 As i neared the ponds,i could hear the song of a Chiffchaff and as i walked further,another was quickly added as well as a singing male Blackcap,good stuff i thought,but i could also see a couple of Sand Martin hawking insects over the pit and then a Swallow,yes!.
 I got myself into a better viewing position along the side of the pit and enjoyed views of not 1,but 4 Swallows and 7 Sand Martin as they caught their flying breakfasts.It was really nice to see some Swallows at last after several reports around the country,they just seem to get earlier and earlier every year.
 Other sightings here saw 2 hen Goldeneye plopping onto the pit and in the distance 2 Avocet were seen flying in at Killingholme Haven,the latter being my first local ones of the year.
 The return leg back to the car revealed very little and after a quick scoff and a drink i was off again,this time towards Dawson City.
 As i walked past the Skitter pools,a couple of Pipits flew up and as i suspected,at least one was a Water Pipit as i managed to grab a couple of grainy record shots of them in flight.There are Water Pipits here most winters,but they are really hard to view on this site,apart from in flight.
 Carrying on my walk and more Chiffchaff's were logged in the notebook along the final stretch of hedgerow towards Dawson with 4 being seen/heard.
 On arrival at Dawson itself another Chiffie and a singing male Blackcap were entered in the notebook,but little else was seen apart from an adult Grey Heron and the resident pair of Mute Swans.
 Walking back towards the Skitter saw very few bird sightings apart from the birds from earlier and a nice flock of 53 Golden Plover.
 Non bird sightings today saw a single Small Tortoiseshell being seen along the floodbank at East Halton Skitter.
 A nice morning out on the old patch.
East Halton Skitter.

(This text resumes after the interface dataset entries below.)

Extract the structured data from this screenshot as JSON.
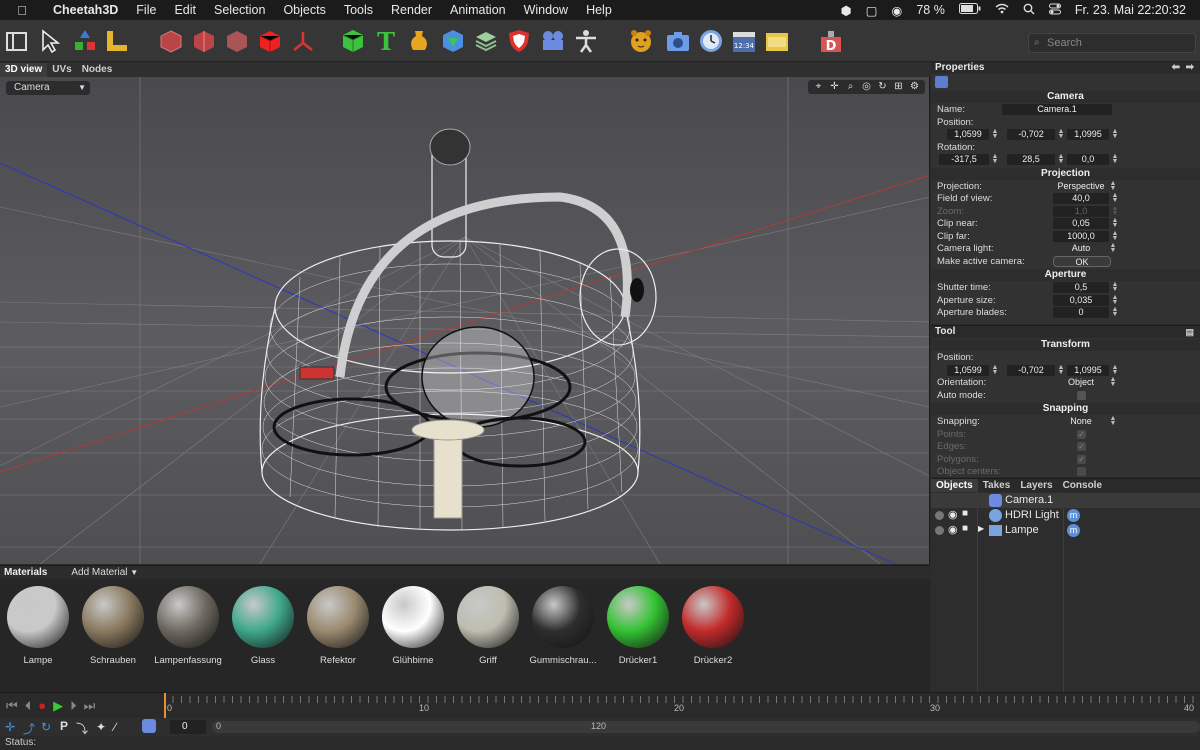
{
  "menubar": {
    "app": "Cheetah3D",
    "items": [
      "File",
      "Edit",
      "Selection",
      "Objects",
      "Tools",
      "Render",
      "Animation",
      "Window",
      "Help"
    ],
    "battery": "78 %",
    "datetime": "Fr. 23. Mai  22:20:32"
  },
  "toolbar": {
    "search_placeholder": "Search",
    "tools": [
      "panel-toggle-icon",
      "arrow-select-icon",
      "move-tool-icon",
      "ruler-icon",
      "box-wire-1-icon",
      "box-wire-2-icon",
      "box-solid-gray-icon",
      "box-red-icon",
      "axis-icon",
      "cube-green-icon",
      "text-t-icon",
      "vase-icon",
      "shape-hex-icon",
      "layers-icon",
      "shield-icon",
      "camera-people-icon",
      "figure-icon",
      "cheetah-icon",
      "camera-icon",
      "clock-icon",
      "clapper-icon",
      "folder-icon",
      "render-d-icon"
    ]
  },
  "viewport": {
    "tabs": [
      "3D view",
      "UVs",
      "Nodes"
    ],
    "camera_select": "Camera"
  },
  "properties": {
    "title": "Properties",
    "camera_section": "Camera",
    "name_label": "Name:",
    "name_value": "Camera.1",
    "position_label": "Position:",
    "position": [
      "1,0599",
      "-0,702",
      "1,0995"
    ],
    "rotation_label": "Rotation:",
    "rotation": [
      "-317,5",
      "28,5",
      "0,0"
    ],
    "projection_section": "Projection",
    "projection_label": "Projection:",
    "projection_value": "Perspective",
    "fov_label": "Field of view:",
    "fov_value": "40,0",
    "zoom_label": "Zoom:",
    "zoom_value": "1,0",
    "clip_near_label": "Clip near:",
    "clip_near_value": "0,05",
    "clip_far_label": "Clip far:",
    "clip_far_value": "1000,0",
    "camera_light_label": "Camera light:",
    "camera_light_value": "Auto",
    "make_active_label": "Make active camera:",
    "make_active_button": "OK",
    "aperture_section": "Aperture",
    "shutter_label": "Shutter time:",
    "shutter_value": "0,5",
    "aperture_size_label": "Aperture size:",
    "aperture_size_value": "0,035",
    "aperture_blades_label": "Aperture blades:",
    "aperture_blades_value": "0"
  },
  "tool": {
    "title": "Tool",
    "transform_section": "Transform",
    "position_label": "Position:",
    "position": [
      "1,0599",
      "-0,702",
      "1,0995"
    ],
    "orientation_label": "Orientation:",
    "orientation_value": "Object",
    "auto_mode_label": "Auto mode:",
    "snapping_section": "Snapping",
    "snapping_label": "Snapping:",
    "snapping_value": "None",
    "points_label": "Points:",
    "edges_label": "Edges:",
    "polygons_label": "Polygons:",
    "object_centers_label": "Object centers:"
  },
  "objects": {
    "tabs": [
      "Objects",
      "Takes",
      "Layers",
      "Console"
    ],
    "rows": [
      {
        "name": "Camera.1",
        "icon": "camera-object-icon"
      },
      {
        "name": "HDRI Light",
        "icon": "light-object-icon"
      },
      {
        "name": "Lampe",
        "icon": "folder-object-icon"
      }
    ]
  },
  "materials": {
    "title": "Materials",
    "add_label": "Add Material",
    "items": [
      {
        "name": "Lampe",
        "color": "#c9c9c9"
      },
      {
        "name": "Schrauben",
        "color": "#8a7a60"
      },
      {
        "name": "Lampenfassung",
        "color": "#6f6a60"
      },
      {
        "name": "Glass",
        "color": "#3fa88c"
      },
      {
        "name": "Refektor",
        "color": "#9a8a70"
      },
      {
        "name": "Glühbirne",
        "color": "#ffffff"
      },
      {
        "name": "Griff",
        "color": "#bdbdb0"
      },
      {
        "name": "Gummischrau...",
        "color": "#2e2e2e"
      },
      {
        "name": "Drücker1",
        "color": "#33c233"
      },
      {
        "name": "Drücker2",
        "color": "#c22a2a"
      }
    ]
  },
  "timeline": {
    "labels": [
      "0",
      "10",
      "20",
      "30",
      "40"
    ],
    "frame": "0",
    "range_start": "0",
    "range_end": "120"
  },
  "status": {
    "label": "Status:"
  }
}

Water Pipit,East Halton Skitter.

Goxhill Marsh.

Adult Grey Heron,Dawson City LWTR.

Dawson City LWTR.